◆ PROMPT
Pictures are not part of the copy; reproduce the remaining data exactly.

◆ RECORD EXCERPTS
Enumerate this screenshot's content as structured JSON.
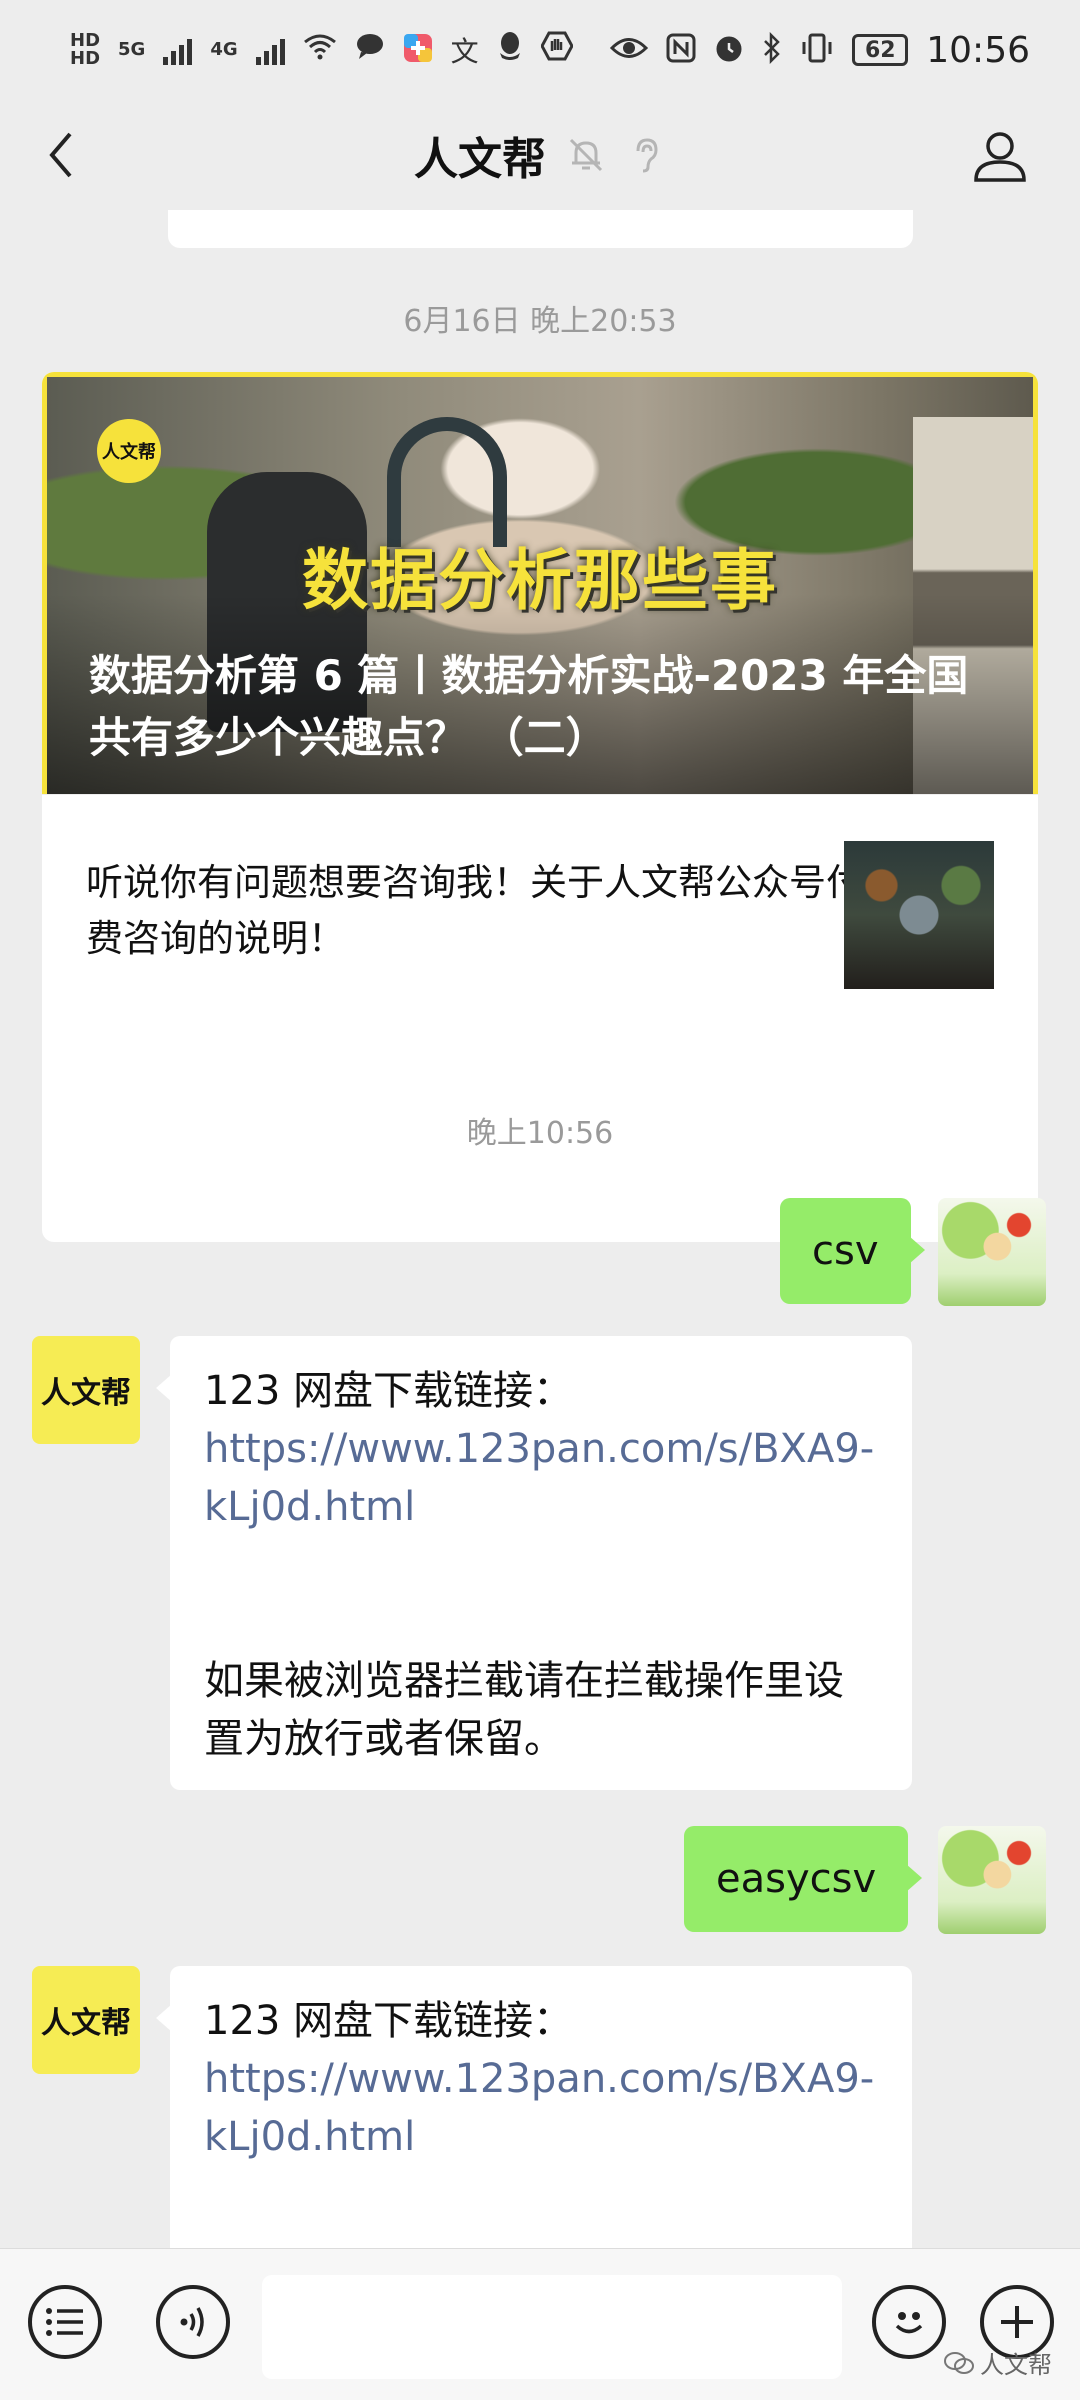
{
  "status_bar": {
    "net_hd1": "HD",
    "net_hd2": "HD",
    "net_5g": "5G",
    "net_4g": "4G",
    "battery": "62",
    "time": "10:56"
  },
  "nav": {
    "title": "人文帮"
  },
  "timestamps": {
    "first": "6月16日 晚上20:53",
    "second": "晚上10:56"
  },
  "article": {
    "cover_logo": "人文帮",
    "cover_headline": "数据分析那些事",
    "title": "数据分析第 6 篇丨数据分析实战-2023 年全国共有多少个兴趣点？ （二）",
    "sub_title": "听说你有问题想要咨询我！关于人文帮公众号付费咨询的说明！"
  },
  "messages": {
    "m1_text": "csv",
    "m2_brand": "人文帮",
    "m2_line1": "123 网盘下载链接：",
    "m2_link": "https://www.123pan.com/s/BXA9-kLj0d.html",
    "m2_line2": "如果被浏览器拦截请在拦截操作里设置为放行或者保留。",
    "m3_text": "easycsv",
    "m4_brand": "人文帮",
    "m4_line1": "123 网盘下载链接：",
    "m4_link": "https://www.123pan.com/s/BXA9-kLj0d.html"
  },
  "footer": {
    "watermark": "人文帮"
  },
  "colors": {
    "background": "#ededed",
    "sent_bubble": "#95ec69",
    "link": "#576b95",
    "brand_yellow": "#f6ec54"
  }
}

◆ EXPECTED ANSWER
Enumerate this screenshot's content as structured JSON.
{
  "status_bar": {
    "net_hd1": "HD",
    "net_hd2": "HD",
    "net_5g": "5G",
    "net_4g": "4G",
    "battery": "62",
    "time": "10:56"
  },
  "nav": {
    "title": "人文帮"
  },
  "timestamps": {
    "first": "6月16日 晚上20:53",
    "second": "晚上10:56"
  },
  "article": {
    "cover_logo": "人文帮",
    "cover_headline": "数据分析那些事",
    "title": "数据分析第 6 篇丨数据分析实战-2023 年全国共有多少个兴趣点？ （二）",
    "sub_title": "听说你有问题想要咨询我！关于人文帮公众号付费咨询的说明！"
  },
  "messages": {
    "m1_text": "csv",
    "m2_brand": "人文帮",
    "m2_line1": "123 网盘下载链接：",
    "m2_link": "https://www.123pan.com/s/BXA9-kLj0d.html",
    "m2_line2": "如果被浏览器拦截请在拦截操作里设置为放行或者保留。",
    "m3_text": "easycsv",
    "m4_brand": "人文帮",
    "m4_line1": "123 网盘下载链接：",
    "m4_link": "https://www.123pan.com/s/BXA9-kLj0d.html"
  },
  "footer": {
    "watermark": "人文帮"
  },
  "colors": {
    "background": "#ededed",
    "sent_bubble": "#95ec69",
    "link": "#576b95",
    "brand_yellow": "#f6ec54"
  }
}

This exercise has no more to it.